Task to carry out:
All records below are to be repeated precisely, with nothing added.
╭─ Supplied material
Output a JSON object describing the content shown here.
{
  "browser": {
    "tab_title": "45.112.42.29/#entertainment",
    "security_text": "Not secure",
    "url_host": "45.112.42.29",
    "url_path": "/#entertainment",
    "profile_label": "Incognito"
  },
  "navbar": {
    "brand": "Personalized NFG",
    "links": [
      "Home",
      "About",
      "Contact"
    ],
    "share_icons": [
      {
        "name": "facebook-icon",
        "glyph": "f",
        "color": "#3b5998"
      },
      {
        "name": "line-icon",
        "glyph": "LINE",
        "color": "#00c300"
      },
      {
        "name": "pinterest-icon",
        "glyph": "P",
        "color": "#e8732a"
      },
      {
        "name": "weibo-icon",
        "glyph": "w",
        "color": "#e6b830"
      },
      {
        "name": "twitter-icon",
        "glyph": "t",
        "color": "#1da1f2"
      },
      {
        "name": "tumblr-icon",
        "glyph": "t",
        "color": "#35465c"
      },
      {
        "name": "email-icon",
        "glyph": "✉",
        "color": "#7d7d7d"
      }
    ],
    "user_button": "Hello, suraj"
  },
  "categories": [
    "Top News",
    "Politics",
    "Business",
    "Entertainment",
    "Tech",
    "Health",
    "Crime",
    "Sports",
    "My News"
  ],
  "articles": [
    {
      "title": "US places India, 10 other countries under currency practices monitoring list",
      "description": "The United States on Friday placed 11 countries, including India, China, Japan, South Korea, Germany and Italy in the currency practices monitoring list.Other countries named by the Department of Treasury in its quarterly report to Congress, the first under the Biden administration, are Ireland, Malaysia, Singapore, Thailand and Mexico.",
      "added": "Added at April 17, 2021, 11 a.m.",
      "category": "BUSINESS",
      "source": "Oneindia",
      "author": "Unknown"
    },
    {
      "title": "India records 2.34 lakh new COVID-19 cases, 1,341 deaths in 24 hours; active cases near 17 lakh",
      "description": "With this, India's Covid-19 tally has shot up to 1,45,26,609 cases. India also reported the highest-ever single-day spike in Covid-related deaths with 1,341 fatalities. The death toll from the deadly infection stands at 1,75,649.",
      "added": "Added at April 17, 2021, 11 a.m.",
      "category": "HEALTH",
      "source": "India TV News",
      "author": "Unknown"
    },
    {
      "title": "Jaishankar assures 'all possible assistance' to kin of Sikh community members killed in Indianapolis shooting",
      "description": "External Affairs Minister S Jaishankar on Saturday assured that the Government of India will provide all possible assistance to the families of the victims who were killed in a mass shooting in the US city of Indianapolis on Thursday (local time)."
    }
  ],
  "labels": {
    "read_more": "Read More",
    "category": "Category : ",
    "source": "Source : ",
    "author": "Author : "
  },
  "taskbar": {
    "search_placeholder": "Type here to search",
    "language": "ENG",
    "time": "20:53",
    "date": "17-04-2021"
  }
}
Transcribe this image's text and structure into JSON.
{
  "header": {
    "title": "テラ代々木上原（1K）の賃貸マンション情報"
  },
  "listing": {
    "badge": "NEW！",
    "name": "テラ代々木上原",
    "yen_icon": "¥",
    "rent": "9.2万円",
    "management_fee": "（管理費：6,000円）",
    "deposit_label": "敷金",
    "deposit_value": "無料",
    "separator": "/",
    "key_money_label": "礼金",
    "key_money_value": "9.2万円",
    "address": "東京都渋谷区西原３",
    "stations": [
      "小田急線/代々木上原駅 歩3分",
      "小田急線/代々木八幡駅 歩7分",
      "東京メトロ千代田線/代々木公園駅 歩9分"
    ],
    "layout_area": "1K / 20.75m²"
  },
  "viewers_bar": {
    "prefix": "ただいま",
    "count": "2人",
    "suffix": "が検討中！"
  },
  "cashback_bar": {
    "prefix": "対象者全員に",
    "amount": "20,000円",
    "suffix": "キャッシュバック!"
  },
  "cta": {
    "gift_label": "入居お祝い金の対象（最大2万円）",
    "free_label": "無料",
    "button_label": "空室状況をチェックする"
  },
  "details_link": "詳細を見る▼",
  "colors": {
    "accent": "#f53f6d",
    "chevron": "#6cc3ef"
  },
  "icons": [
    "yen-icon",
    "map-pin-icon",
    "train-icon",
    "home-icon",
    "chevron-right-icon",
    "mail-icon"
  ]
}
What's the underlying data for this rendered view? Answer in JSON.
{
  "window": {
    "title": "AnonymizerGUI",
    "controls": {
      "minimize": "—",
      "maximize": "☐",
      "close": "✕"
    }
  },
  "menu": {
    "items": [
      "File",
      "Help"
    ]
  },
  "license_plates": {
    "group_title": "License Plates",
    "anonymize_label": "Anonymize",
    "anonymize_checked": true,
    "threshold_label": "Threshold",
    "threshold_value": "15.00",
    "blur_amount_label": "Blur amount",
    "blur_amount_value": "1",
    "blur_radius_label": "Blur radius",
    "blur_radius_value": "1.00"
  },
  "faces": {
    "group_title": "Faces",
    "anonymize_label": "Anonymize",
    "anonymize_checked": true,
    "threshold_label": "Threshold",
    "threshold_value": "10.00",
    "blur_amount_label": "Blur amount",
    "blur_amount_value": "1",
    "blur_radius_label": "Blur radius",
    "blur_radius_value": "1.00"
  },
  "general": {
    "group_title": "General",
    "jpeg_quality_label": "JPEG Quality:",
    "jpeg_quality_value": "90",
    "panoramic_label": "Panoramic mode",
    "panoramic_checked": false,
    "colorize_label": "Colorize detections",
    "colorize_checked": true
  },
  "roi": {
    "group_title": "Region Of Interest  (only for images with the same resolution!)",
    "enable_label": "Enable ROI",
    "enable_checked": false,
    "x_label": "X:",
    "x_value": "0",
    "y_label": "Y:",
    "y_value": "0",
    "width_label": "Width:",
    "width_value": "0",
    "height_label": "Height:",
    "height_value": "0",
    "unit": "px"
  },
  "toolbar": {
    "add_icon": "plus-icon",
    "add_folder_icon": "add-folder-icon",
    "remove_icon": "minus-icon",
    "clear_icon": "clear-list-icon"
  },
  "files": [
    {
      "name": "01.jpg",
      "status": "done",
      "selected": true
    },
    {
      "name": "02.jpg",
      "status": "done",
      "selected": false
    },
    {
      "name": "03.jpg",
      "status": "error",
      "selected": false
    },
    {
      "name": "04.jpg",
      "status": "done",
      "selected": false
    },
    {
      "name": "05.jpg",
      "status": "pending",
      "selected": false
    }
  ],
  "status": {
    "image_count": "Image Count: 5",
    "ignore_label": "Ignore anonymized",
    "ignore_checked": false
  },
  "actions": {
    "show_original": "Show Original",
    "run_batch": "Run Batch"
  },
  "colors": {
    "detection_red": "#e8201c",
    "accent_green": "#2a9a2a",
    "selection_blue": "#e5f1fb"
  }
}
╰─
Response to this exercise:
Output a JSON object describing the content shown here.
{
  "browser": {
    "tab_title": "45.112.42.29/#entertainment",
    "security_text": "Not secure",
    "url_host": "45.112.42.29",
    "url_path": "/#entertainment",
    "profile_label": "Incognito"
  },
  "navbar": {
    "brand": "Personalized NFG",
    "links": [
      "Home",
      "About",
      "Contact"
    ],
    "share_icons": [
      {
        "name": "facebook-icon",
        "glyph": "f",
        "color": "#3b5998"
      },
      {
        "name": "line-icon",
        "glyph": "LINE",
        "color": "#00c300"
      },
      {
        "name": "pinterest-icon",
        "glyph": "P",
        "color": "#e8732a"
      },
      {
        "name": "weibo-icon",
        "glyph": "w",
        "color": "#e6b830"
      },
      {
        "name": "twitter-icon",
        "glyph": "t",
        "color": "#1da1f2"
      },
      {
        "name": "tumblr-icon",
        "glyph": "t",
        "color": "#35465c"
      },
      {
        "name": "email-icon",
        "glyph": "✉",
        "color": "#7d7d7d"
      }
    ],
    "user_button": "Hello, suraj"
  },
  "categories": [
    "Top News",
    "Politics",
    "Business",
    "Entertainment",
    "Tech",
    "Health",
    "Crime",
    "Sports",
    "My News"
  ],
  "articles": [
    {
      "title": "US places India, 10 other countries under currency practices monitoring list",
      "description": "The United States on Friday placed 11 countries, including India, China, Japan, South Korea, Germany and Italy in the currency practices monitoring list.Other countries named by the Department of Treasury in its quarterly report to Congress, the first under the Biden administration, are Ireland, Malaysia, Singapore, Thailand and Mexico.",
      "added": "Added at April 17, 2021, 11 a.m.",
      "category": "BUSINESS",
      "source": "Oneindia",
      "author": "Unknown"
    },
    {
      "title": "India records 2.34 lakh new COVID-19 cases, 1,341 deaths in 24 hours; active cases near 17 lakh",
      "description": "With this, India's Covid-19 tally has shot up to 1,45,26,609 cases. India also reported the highest-ever single-day spike in Covid-related deaths with 1,341 fatalities. The death toll from the deadly infection stands at 1,75,649.",
      "added": "Added at April 17, 2021, 11 a.m.",
      "category": "HEALTH",
      "source": "India TV News",
      "author": "Unknown"
    },
    {
      "title": "Jaishankar assures 'all possible assistance' to kin of Sikh community members killed in Indianapolis shooting",
      "description": "External Affairs Minister S Jaishankar on Saturday assured that the Government of India will provide all possible assistance to the families of the victims who were killed in a mass shooting in the US city of Indianapolis on Thursday (local time)."
    }
  ],
  "labels": {
    "read_more": "Read More",
    "category": "Category : ",
    "source": "Source : ",
    "author": "Author : "
  },
  "taskbar": {
    "search_placeholder": "Type here to search",
    "language": "ENG",
    "time": "20:53",
    "date": "17-04-2021"
  }
}
Transcribe this image's text and structure into JSON.
{
  "header": {
    "title": "テラ代々木上原（1K）の賃貸マンション情報"
  },
  "listing": {
    "badge": "NEW！",
    "name": "テラ代々木上原",
    "yen_icon": "¥",
    "rent": "9.2万円",
    "management_fee": "（管理費：6,000円）",
    "deposit_label": "敷金",
    "deposit_value": "無料",
    "separator": "/",
    "key_money_label": "礼金",
    "key_money_value": "9.2万円",
    "address": "東京都渋谷区西原３",
    "stations": [
      "小田急線/代々木上原駅 歩3分",
      "小田急線/代々木八幡駅 歩7分",
      "東京メトロ千代田線/代々木公園駅 歩9分"
    ],
    "layout_area": "1K / 20.75m²"
  },
  "viewers_bar": {
    "prefix": "ただいま",
    "count": "2人",
    "suffix": "が検討中！"
  },
  "cashback_bar": {
    "prefix": "対象者全員に",
    "amount": "20,000円",
    "suffix": "キャッシュバック!"
  },
  "cta": {
    "gift_label": "入居お祝い金の対象（最大2万円）",
    "free_label": "無料",
    "button_label": "空室状況をチェックする"
  },
  "details_link": "詳細を見る▼",
  "colors": {
    "accent": "#f53f6d",
    "chevron": "#6cc3ef"
  },
  "icons": [
    "yen-icon",
    "map-pin-icon",
    "train-icon",
    "home-icon",
    "chevron-right-icon",
    "mail-icon"
  ]
}
What's the underlying data for this rendered view? Answer in JSON.
{
  "window": {
    "title": "AnonymizerGUI",
    "controls": {
      "minimize": "—",
      "maximize": "☐",
      "close": "✕"
    }
  },
  "menu": {
    "items": [
      "File",
      "Help"
    ]
  },
  "license_plates": {
    "group_title": "License Plates",
    "anonymize_label": "Anonymize",
    "anonymize_checked": true,
    "threshold_label": "Threshold",
    "threshold_value": "15.00",
    "blur_amount_label": "Blur amount",
    "blur_amount_value": "1",
    "blur_radius_label": "Blur radius",
    "blur_radius_value": "1.00"
  },
  "faces": {
    "group_title": "Faces",
    "anonymize_label": "Anonymize",
    "anonymize_checked": true,
    "threshold_label": "Threshold",
    "threshold_value": "10.00",
    "blur_amount_label": "Blur amount",
    "blur_amount_value": "1",
    "blur_radius_label": "Blur radius",
    "blur_radius_value": "1.00"
  },
  "general": {
    "group_title": "General",
    "jpeg_quality_label": "JPEG Quality:",
    "jpeg_quality_value": "90",
    "panoramic_label": "Panoramic mode",
    "panoramic_checked": false,
    "colorize_label": "Colorize detections",
    "colorize_checked": true
  },
  "roi": {
    "group_title": "Region Of Interest  (only for images with the same resolution!)",
    "enable_label": "Enable ROI",
    "enable_checked": false,
    "x_label": "X:",
    "x_value": "0",
    "y_label": "Y:",
    "y_value": "0",
    "width_label": "Width:",
    "width_value": "0",
    "height_label": "Height:",
    "height_value": "0",
    "unit": "px"
  },
  "toolbar": {
    "add_icon": "plus-icon",
    "add_folder_icon": "add-folder-icon",
    "remove_icon": "minus-icon",
    "clear_icon": "clear-list-icon"
  },
  "files": [
    {
      "name": "01.jpg",
      "status": "done",
      "selected": true
    },
    {
      "name": "02.jpg",
      "status": "done",
      "selected": false
    },
    {
      "name": "03.jpg",
      "status": "error",
      "selected": false
    },
    {
      "name": "04.jpg",
      "status": "done",
      "selected": false
    },
    {
      "name": "05.jpg",
      "status": "pending",
      "selected": false
    }
  ],
  "status": {
    "image_count": "Image Count: 5",
    "ignore_label": "Ignore anonymized",
    "ignore_checked": false
  },
  "actions": {
    "show_original": "Show Original",
    "run_batch": "Run Batch"
  },
  "colors": {
    "detection_red": "#e8201c",
    "accent_green": "#2a9a2a",
    "selection_blue": "#e5f1fb"
  }
}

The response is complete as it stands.